### Task statement
Give back the records below exactly, every one, with no pictures.
Top of Entries provided
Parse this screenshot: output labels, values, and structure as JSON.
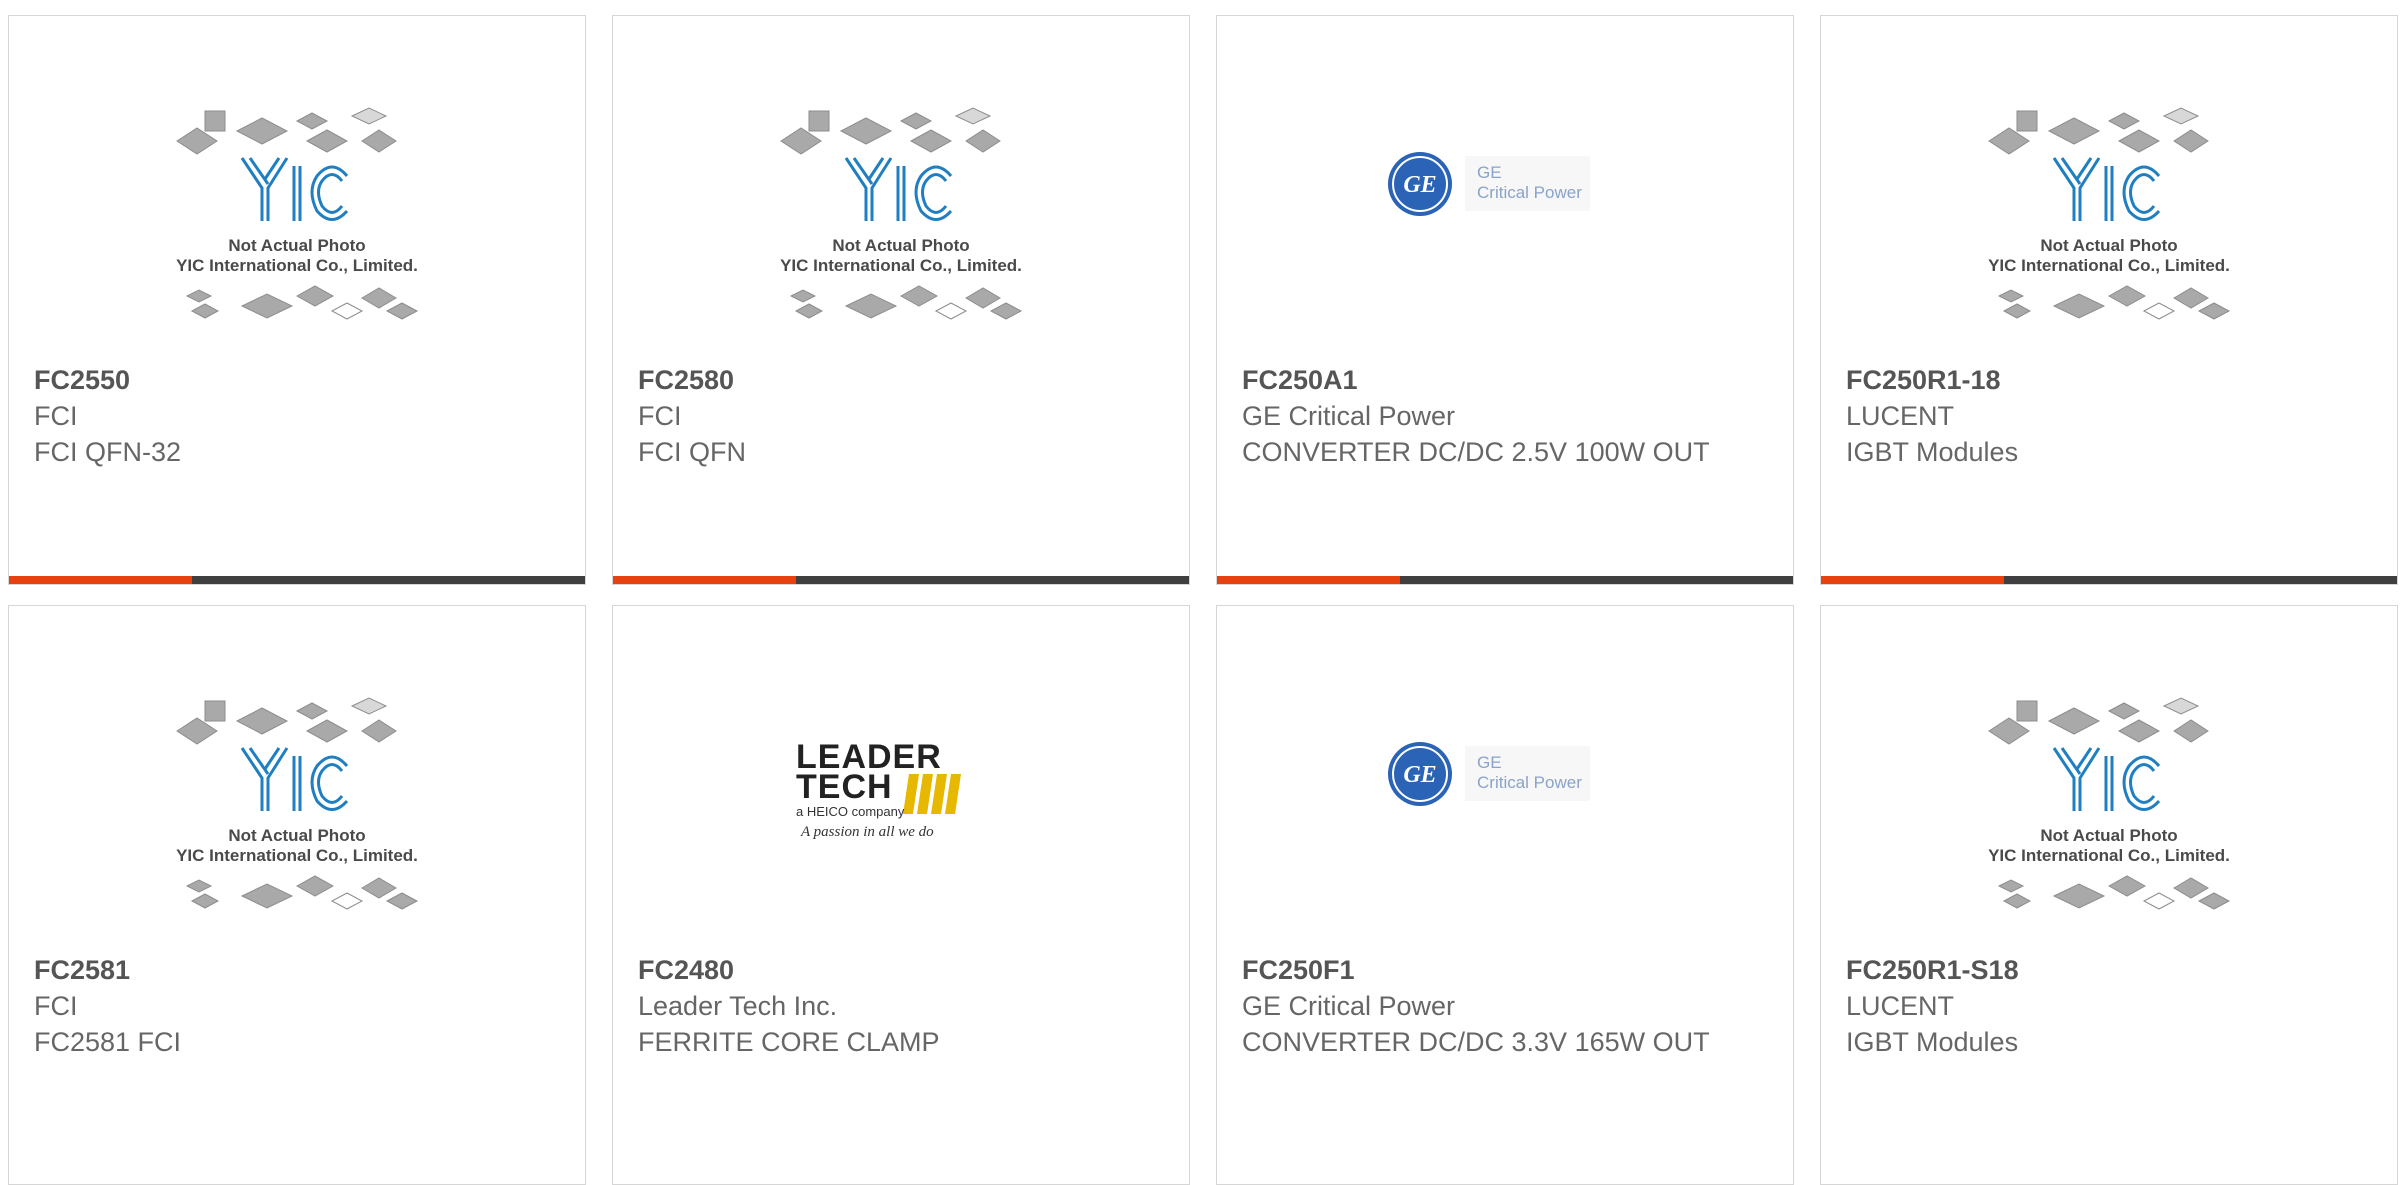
{
  "products": [
    {
      "part": "FC2550",
      "maker": "FCI",
      "desc": "FCI QFN-32",
      "image": "yic-placeholder"
    },
    {
      "part": "FC2580",
      "maker": "FCI",
      "desc": "FCI QFN",
      "image": "yic-placeholder"
    },
    {
      "part": "FC250A1",
      "maker": "GE Critical Power",
      "desc": "CONVERTER DC/DC 2.5V 100W OUT",
      "image": "ge-logo"
    },
    {
      "part": "FC250R1-18",
      "maker": "LUCENT",
      "desc": "IGBT Modules",
      "image": "yic-placeholder"
    },
    {
      "part": "FC2581",
      "maker": "FCI",
      "desc": "FC2581 FCI",
      "image": "yic-placeholder"
    },
    {
      "part": "FC2480",
      "maker": "Leader Tech Inc.",
      "desc": "FERRITE CORE CLAMP",
      "image": "leader-tech-logo"
    },
    {
      "part": "FC250F1",
      "maker": "GE Critical Power",
      "desc": "CONVERTER DC/DC 3.3V 165W OUT",
      "image": "ge-logo"
    },
    {
      "part": "FC250R1-S18",
      "maker": "LUCENT",
      "desc": "IGBT Modules",
      "image": "yic-placeholder"
    }
  ],
  "placeholder": {
    "line1": "Not Actual Photo",
    "line2": "YIC International Co., Limited.",
    "brand": "YIC"
  },
  "ge": {
    "top": "GE",
    "bottom": "Critical Power",
    "mark": "GE"
  },
  "leader": {
    "line1": "LEADER",
    "line2": "TECH",
    "line3": "a HEICO company",
    "line4": "A passion in all we do"
  },
  "colors": {
    "accent": "#e6410f",
    "bar": "#3f3f3f",
    "border": "#d6d6d6",
    "yic_blue": "#1f7fc1"
  }
}
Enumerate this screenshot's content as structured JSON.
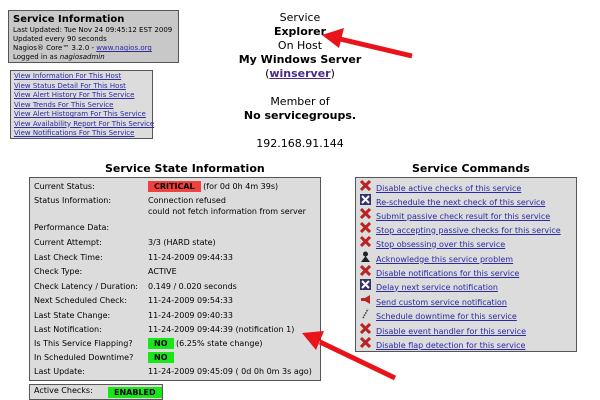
{
  "info": {
    "title": "Service Information",
    "last_updated": "Last Updated: Tue Nov 24 09:45:12 EST 2009",
    "update_interval": "Updated every 90 seconds",
    "version_prefix": "Nagios® Core™ 3.2.0 - ",
    "version_link": "www.nagios.org",
    "logged_in_prefix": "Logged in as ",
    "logged_in_user": "nagiosadmin"
  },
  "nav_links": [
    "View Information For This Host",
    "View Status Detail For This Host",
    "View Alert History For This Service",
    "View Trends For This Service",
    "View Alert Histogram For This Service",
    "View Availability Report For This Service",
    "View Notifications For This Service"
  ],
  "header": {
    "service_label": "Service",
    "service_name": "Explorer",
    "on_host": "On Host",
    "host_alias": "My Windows Server",
    "host_link": "winserver",
    "member_of": "Member of",
    "groups": "No servicegroups.",
    "address": "192.168.91.144"
  },
  "state": {
    "title": "Service State Information",
    "rows": [
      {
        "k": "Current Status:",
        "badge": "CRITICAL",
        "badge_color": "#f04040",
        "v": "(for 0d 0h 4m 39s)"
      },
      {
        "k": "Status Information:",
        "v": "Connection refused",
        "v2": "could not fetch information from server"
      },
      {
        "k": "Performance Data:",
        "v": ""
      },
      {
        "k": "Current Attempt:",
        "v": "3/3  (HARD state)"
      },
      {
        "k": "Last Check Time:",
        "v": "11-24-2009 09:44:33"
      },
      {
        "k": "Check Type:",
        "v": "ACTIVE"
      },
      {
        "k": "Check Latency / Duration:",
        "v": "0.149 / 0.020 seconds"
      },
      {
        "k": "Next Scheduled Check:",
        "v": "11-24-2009 09:54:33"
      },
      {
        "k": "Last State Change:",
        "v": "11-24-2009 09:40:33"
      },
      {
        "k": "Last Notification:",
        "v": "11-24-2009 09:44:39 (notification 1)"
      },
      {
        "k": "Is This Service Flapping?",
        "badge": "NO",
        "badge_color": "#19e619",
        "v": "(6.25% state change)"
      },
      {
        "k": "In Scheduled Downtime?",
        "badge": "NO",
        "badge_color": "#19e619",
        "v": ""
      },
      {
        "k": "Last Update:",
        "v": "11-24-2009 09:45:09  ( 0d 0h 0m 3s ago)"
      }
    ]
  },
  "checks": {
    "label": "Active Checks:",
    "badge": "ENABLED"
  },
  "commands": {
    "title": "Service Commands",
    "items": [
      {
        "label": "Disable active checks of this service",
        "icon": "disabled-icon"
      },
      {
        "label": "Re-schedule the next check of this service",
        "icon": "delay-icon"
      },
      {
        "label": "Submit passive check result for this service",
        "icon": "passive-icon"
      },
      {
        "label": "Stop accepting passive checks for this service",
        "icon": "disabled-icon"
      },
      {
        "label": "Stop obsessing over this service",
        "icon": "disabled-icon"
      },
      {
        "label": "Acknowledge this service problem",
        "icon": "ack-icon"
      },
      {
        "label": "Disable notifications for this service",
        "icon": "disabled-icon"
      },
      {
        "label": "Delay next service notification",
        "icon": "delay-icon"
      },
      {
        "label": "Send custom service notification",
        "icon": "notify-icon"
      },
      {
        "label": "Schedule downtime for this service",
        "icon": "downtime-icon"
      },
      {
        "label": "Disable event handler for this service",
        "icon": "disabled-icon"
      },
      {
        "label": "Disable flap detection for this service",
        "icon": "disabled-icon"
      }
    ]
  },
  "colors": {
    "accent_red": "#e8141a",
    "link": "#2a2aa5"
  }
}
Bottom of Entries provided
### Task result
Parse this screenshot: output labels, values, and structure as JSON.
{
  "products": [
    {
      "part": "FC2550",
      "maker": "FCI",
      "desc": "FCI QFN-32",
      "image": "yic-placeholder"
    },
    {
      "part": "FC2580",
      "maker": "FCI",
      "desc": "FCI QFN",
      "image": "yic-placeholder"
    },
    {
      "part": "FC250A1",
      "maker": "GE Critical Power",
      "desc": "CONVERTER DC/DC 2.5V 100W OUT",
      "image": "ge-logo"
    },
    {
      "part": "FC250R1-18",
      "maker": "LUCENT",
      "desc": "IGBT Modules",
      "image": "yic-placeholder"
    },
    {
      "part": "FC2581",
      "maker": "FCI",
      "desc": "FC2581 FCI",
      "image": "yic-placeholder"
    },
    {
      "part": "FC2480",
      "maker": "Leader Tech Inc.",
      "desc": "FERRITE CORE CLAMP",
      "image": "leader-tech-logo"
    },
    {
      "part": "FC250F1",
      "maker": "GE Critical Power",
      "desc": "CONVERTER DC/DC 3.3V 165W OUT",
      "image": "ge-logo"
    },
    {
      "part": "FC250R1-S18",
      "maker": "LUCENT",
      "desc": "IGBT Modules",
      "image": "yic-placeholder"
    }
  ],
  "placeholder": {
    "line1": "Not Actual Photo",
    "line2": "YIC International Co., Limited.",
    "brand": "YIC"
  },
  "ge": {
    "top": "GE",
    "bottom": "Critical Power",
    "mark": "GE"
  },
  "leader": {
    "line1": "LEADER",
    "line2": "TECH",
    "line3": "a HEICO company",
    "line4": "A passion in all we do"
  },
  "colors": {
    "accent": "#e6410f",
    "bar": "#3f3f3f",
    "border": "#d6d6d6",
    "yic_blue": "#1f7fc1"
  }
}
Enumerate this screenshot's content as structured JSON.
{
  "info": {
    "title": "Service Information",
    "last_updated": "Last Updated: Tue Nov 24 09:45:12 EST 2009",
    "update_interval": "Updated every 90 seconds",
    "version_prefix": "Nagios® Core™ 3.2.0 - ",
    "version_link": "www.nagios.org",
    "logged_in_prefix": "Logged in as ",
    "logged_in_user": "nagiosadmin"
  },
  "nav_links": [
    "View Information For This Host",
    "View Status Detail For This Host",
    "View Alert History For This Service",
    "View Trends For This Service",
    "View Alert Histogram For This Service",
    "View Availability Report For This Service",
    "View Notifications For This Service"
  ],
  "header": {
    "service_label": "Service",
    "service_name": "Explorer",
    "on_host": "On Host",
    "host_alias": "My Windows Server",
    "host_link": "winserver",
    "member_of": "Member of",
    "groups": "No servicegroups.",
    "address": "192.168.91.144"
  },
  "state": {
    "title": "Service State Information",
    "rows": [
      {
        "k": "Current Status:",
        "badge": "CRITICAL",
        "badge_color": "#f04040",
        "v": "(for 0d 0h 4m 39s)"
      },
      {
        "k": "Status Information:",
        "v": "Connection refused",
        "v2": "could not fetch information from server"
      },
      {
        "k": "Performance Data:",
        "v": ""
      },
      {
        "k": "Current Attempt:",
        "v": "3/3  (HARD state)"
      },
      {
        "k": "Last Check Time:",
        "v": "11-24-2009 09:44:33"
      },
      {
        "k": "Check Type:",
        "v": "ACTIVE"
      },
      {
        "k": "Check Latency / Duration:",
        "v": "0.149 / 0.020 seconds"
      },
      {
        "k": "Next Scheduled Check:",
        "v": "11-24-2009 09:54:33"
      },
      {
        "k": "Last State Change:",
        "v": "11-24-2009 09:40:33"
      },
      {
        "k": "Last Notification:",
        "v": "11-24-2009 09:44:39 (notification 1)"
      },
      {
        "k": "Is This Service Flapping?",
        "badge": "NO",
        "badge_color": "#19e619",
        "v": "(6.25% state change)"
      },
      {
        "k": "In Scheduled Downtime?",
        "badge": "NO",
        "badge_color": "#19e619",
        "v": ""
      },
      {
        "k": "Last Update:",
        "v": "11-24-2009 09:45:09  ( 0d 0h 0m 3s ago)"
      }
    ]
  },
  "checks": {
    "label": "Active Checks:",
    "badge": "ENABLED"
  },
  "commands": {
    "title": "Service Commands",
    "items": [
      {
        "label": "Disable active checks of this service",
        "icon": "disabled-icon"
      },
      {
        "label": "Re-schedule the next check of this service",
        "icon": "delay-icon"
      },
      {
        "label": "Submit passive check result for this service",
        "icon": "passive-icon"
      },
      {
        "label": "Stop accepting passive checks for this service",
        "icon": "disabled-icon"
      },
      {
        "label": "Stop obsessing over this service",
        "icon": "disabled-icon"
      },
      {
        "label": "Acknowledge this service problem",
        "icon": "ack-icon"
      },
      {
        "label": "Disable notifications for this service",
        "icon": "disabled-icon"
      },
      {
        "label": "Delay next service notification",
        "icon": "delay-icon"
      },
      {
        "label": "Send custom service notification",
        "icon": "notify-icon"
      },
      {
        "label": "Schedule downtime for this service",
        "icon": "downtime-icon"
      },
      {
        "label": "Disable event handler for this service",
        "icon": "disabled-icon"
      },
      {
        "label": "Disable flap detection for this service",
        "icon": "disabled-icon"
      }
    ]
  },
  "colors": {
    "accent_red": "#e8141a",
    "link": "#2a2aa5"
  }
}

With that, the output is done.